(Data provided Opens)
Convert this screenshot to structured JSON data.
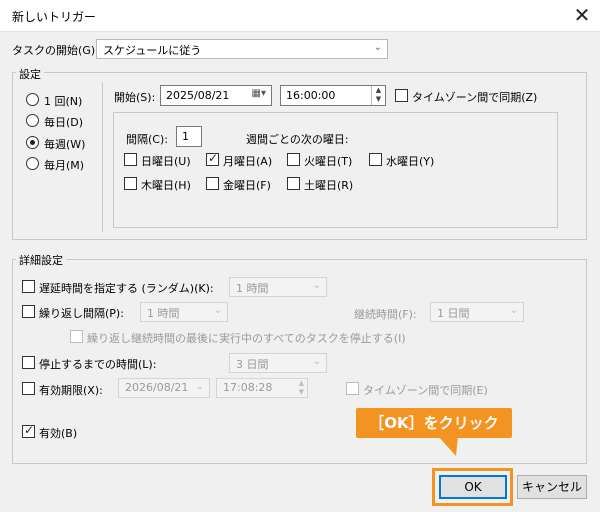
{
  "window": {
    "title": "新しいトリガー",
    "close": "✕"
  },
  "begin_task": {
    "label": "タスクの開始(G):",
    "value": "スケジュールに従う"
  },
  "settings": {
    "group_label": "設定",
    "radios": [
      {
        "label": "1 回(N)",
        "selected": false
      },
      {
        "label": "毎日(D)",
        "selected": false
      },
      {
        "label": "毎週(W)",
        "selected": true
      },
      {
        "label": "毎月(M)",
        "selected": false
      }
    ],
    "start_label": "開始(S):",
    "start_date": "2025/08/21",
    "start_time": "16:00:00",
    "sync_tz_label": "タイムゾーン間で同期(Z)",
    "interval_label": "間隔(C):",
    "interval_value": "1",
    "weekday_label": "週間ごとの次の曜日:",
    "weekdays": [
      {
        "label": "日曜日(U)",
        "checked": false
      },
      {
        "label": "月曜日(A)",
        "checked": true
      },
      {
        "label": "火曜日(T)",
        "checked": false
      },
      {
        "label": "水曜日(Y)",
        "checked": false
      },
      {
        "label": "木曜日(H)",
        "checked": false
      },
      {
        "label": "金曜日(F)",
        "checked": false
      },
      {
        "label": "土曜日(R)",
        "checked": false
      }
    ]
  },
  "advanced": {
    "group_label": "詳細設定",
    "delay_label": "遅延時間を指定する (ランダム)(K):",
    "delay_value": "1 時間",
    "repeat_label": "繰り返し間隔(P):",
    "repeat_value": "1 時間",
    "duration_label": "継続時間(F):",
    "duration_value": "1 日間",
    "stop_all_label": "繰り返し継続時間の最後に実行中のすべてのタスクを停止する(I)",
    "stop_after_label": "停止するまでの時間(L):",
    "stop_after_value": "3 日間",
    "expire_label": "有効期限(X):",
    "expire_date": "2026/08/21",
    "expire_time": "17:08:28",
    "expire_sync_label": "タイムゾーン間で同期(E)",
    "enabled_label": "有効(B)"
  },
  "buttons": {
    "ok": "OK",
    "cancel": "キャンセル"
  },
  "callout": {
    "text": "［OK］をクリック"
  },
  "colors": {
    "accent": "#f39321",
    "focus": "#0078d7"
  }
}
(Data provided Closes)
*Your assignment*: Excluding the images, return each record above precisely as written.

*Task result*:
Convert this screenshot to structured JSON data.
{
  "window": {
    "title": "新しいトリガー",
    "close": "✕"
  },
  "begin_task": {
    "label": "タスクの開始(G):",
    "value": "スケジュールに従う"
  },
  "settings": {
    "group_label": "設定",
    "radios": [
      {
        "label": "1 回(N)",
        "selected": false
      },
      {
        "label": "毎日(D)",
        "selected": false
      },
      {
        "label": "毎週(W)",
        "selected": true
      },
      {
        "label": "毎月(M)",
        "selected": false
      }
    ],
    "start_label": "開始(S):",
    "start_date": "2025/08/21",
    "start_time": "16:00:00",
    "sync_tz_label": "タイムゾーン間で同期(Z)",
    "interval_label": "間隔(C):",
    "interval_value": "1",
    "weekday_label": "週間ごとの次の曜日:",
    "weekdays": [
      {
        "label": "日曜日(U)",
        "checked": false
      },
      {
        "label": "月曜日(A)",
        "checked": true
      },
      {
        "label": "火曜日(T)",
        "checked": false
      },
      {
        "label": "水曜日(Y)",
        "checked": false
      },
      {
        "label": "木曜日(H)",
        "checked": false
      },
      {
        "label": "金曜日(F)",
        "checked": false
      },
      {
        "label": "土曜日(R)",
        "checked": false
      }
    ]
  },
  "advanced": {
    "group_label": "詳細設定",
    "delay_label": "遅延時間を指定する (ランダム)(K):",
    "delay_value": "1 時間",
    "repeat_label": "繰り返し間隔(P):",
    "repeat_value": "1 時間",
    "duration_label": "継続時間(F):",
    "duration_value": "1 日間",
    "stop_all_label": "繰り返し継続時間の最後に実行中のすべてのタスクを停止する(I)",
    "stop_after_label": "停止するまでの時間(L):",
    "stop_after_value": "3 日間",
    "expire_label": "有効期限(X):",
    "expire_date": "2026/08/21",
    "expire_time": "17:08:28",
    "expire_sync_label": "タイムゾーン間で同期(E)",
    "enabled_label": "有効(B)"
  },
  "buttons": {
    "ok": "OK",
    "cancel": "キャンセル"
  },
  "callout": {
    "text": "［OK］をクリック"
  },
  "colors": {
    "accent": "#f39321",
    "focus": "#0078d7"
  }
}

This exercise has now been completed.